_Information_

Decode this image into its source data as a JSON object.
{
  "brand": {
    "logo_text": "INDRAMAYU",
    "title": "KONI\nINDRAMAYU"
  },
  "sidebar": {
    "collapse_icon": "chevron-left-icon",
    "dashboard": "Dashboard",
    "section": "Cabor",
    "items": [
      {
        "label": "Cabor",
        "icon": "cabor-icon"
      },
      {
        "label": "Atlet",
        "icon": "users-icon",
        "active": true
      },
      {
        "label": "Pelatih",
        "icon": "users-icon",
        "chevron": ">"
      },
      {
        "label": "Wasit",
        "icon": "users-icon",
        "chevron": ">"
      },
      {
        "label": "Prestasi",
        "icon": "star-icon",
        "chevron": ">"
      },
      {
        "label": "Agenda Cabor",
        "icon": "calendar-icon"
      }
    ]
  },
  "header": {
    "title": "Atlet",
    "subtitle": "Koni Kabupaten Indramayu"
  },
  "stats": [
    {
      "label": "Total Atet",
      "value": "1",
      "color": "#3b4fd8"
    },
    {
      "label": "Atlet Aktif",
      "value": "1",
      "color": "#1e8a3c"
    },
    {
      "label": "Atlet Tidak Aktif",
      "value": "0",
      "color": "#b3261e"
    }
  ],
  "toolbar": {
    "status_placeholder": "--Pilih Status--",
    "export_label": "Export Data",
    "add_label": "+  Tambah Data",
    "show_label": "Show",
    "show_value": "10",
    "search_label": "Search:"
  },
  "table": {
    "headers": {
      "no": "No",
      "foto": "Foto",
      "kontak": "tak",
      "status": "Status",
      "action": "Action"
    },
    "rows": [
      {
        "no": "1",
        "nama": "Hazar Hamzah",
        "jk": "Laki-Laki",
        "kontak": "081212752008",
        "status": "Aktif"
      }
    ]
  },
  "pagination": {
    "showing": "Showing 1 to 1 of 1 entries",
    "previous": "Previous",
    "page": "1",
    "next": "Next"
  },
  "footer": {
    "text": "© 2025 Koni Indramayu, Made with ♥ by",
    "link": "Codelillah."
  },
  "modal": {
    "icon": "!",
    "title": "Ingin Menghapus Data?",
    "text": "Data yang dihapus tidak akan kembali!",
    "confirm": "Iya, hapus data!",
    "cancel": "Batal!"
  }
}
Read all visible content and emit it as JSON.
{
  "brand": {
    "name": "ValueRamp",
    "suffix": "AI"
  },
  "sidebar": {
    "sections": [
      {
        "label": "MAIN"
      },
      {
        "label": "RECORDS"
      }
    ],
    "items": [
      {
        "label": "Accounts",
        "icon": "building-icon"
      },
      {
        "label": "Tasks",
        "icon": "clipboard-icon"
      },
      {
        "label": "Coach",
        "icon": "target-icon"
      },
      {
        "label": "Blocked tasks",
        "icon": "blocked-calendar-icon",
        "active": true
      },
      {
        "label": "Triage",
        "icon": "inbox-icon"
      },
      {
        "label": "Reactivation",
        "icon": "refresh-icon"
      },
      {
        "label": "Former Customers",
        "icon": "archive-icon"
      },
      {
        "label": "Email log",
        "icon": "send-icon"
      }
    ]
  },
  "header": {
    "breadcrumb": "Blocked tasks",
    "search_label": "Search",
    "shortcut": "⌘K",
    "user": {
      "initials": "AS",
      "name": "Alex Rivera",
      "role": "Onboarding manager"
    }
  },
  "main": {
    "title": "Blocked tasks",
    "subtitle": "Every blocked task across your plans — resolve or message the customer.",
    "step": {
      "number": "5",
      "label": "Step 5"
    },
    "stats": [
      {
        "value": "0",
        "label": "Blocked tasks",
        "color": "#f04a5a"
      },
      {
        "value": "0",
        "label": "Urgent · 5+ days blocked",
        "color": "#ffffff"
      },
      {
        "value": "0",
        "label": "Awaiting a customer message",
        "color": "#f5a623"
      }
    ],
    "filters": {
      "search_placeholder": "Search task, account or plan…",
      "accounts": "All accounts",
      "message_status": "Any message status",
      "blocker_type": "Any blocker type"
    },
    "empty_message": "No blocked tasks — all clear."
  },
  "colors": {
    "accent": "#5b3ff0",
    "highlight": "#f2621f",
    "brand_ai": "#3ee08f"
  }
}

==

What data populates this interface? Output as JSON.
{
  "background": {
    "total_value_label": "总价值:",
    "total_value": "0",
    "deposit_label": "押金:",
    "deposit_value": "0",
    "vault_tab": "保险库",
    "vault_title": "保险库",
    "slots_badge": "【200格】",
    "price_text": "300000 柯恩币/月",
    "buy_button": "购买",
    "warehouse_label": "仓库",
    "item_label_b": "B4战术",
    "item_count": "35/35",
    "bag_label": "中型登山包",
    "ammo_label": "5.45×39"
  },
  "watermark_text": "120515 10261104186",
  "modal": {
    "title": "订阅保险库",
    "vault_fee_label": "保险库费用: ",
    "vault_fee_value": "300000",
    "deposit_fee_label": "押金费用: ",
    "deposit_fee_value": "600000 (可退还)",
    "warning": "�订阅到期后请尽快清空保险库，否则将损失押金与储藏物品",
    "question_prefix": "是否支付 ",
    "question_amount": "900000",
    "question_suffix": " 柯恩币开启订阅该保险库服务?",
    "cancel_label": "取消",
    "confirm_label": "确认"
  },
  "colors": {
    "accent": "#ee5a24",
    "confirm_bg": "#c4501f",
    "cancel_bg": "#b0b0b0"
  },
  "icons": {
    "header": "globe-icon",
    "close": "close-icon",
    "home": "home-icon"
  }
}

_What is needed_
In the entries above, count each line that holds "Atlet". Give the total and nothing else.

_Answer to the exercise_
4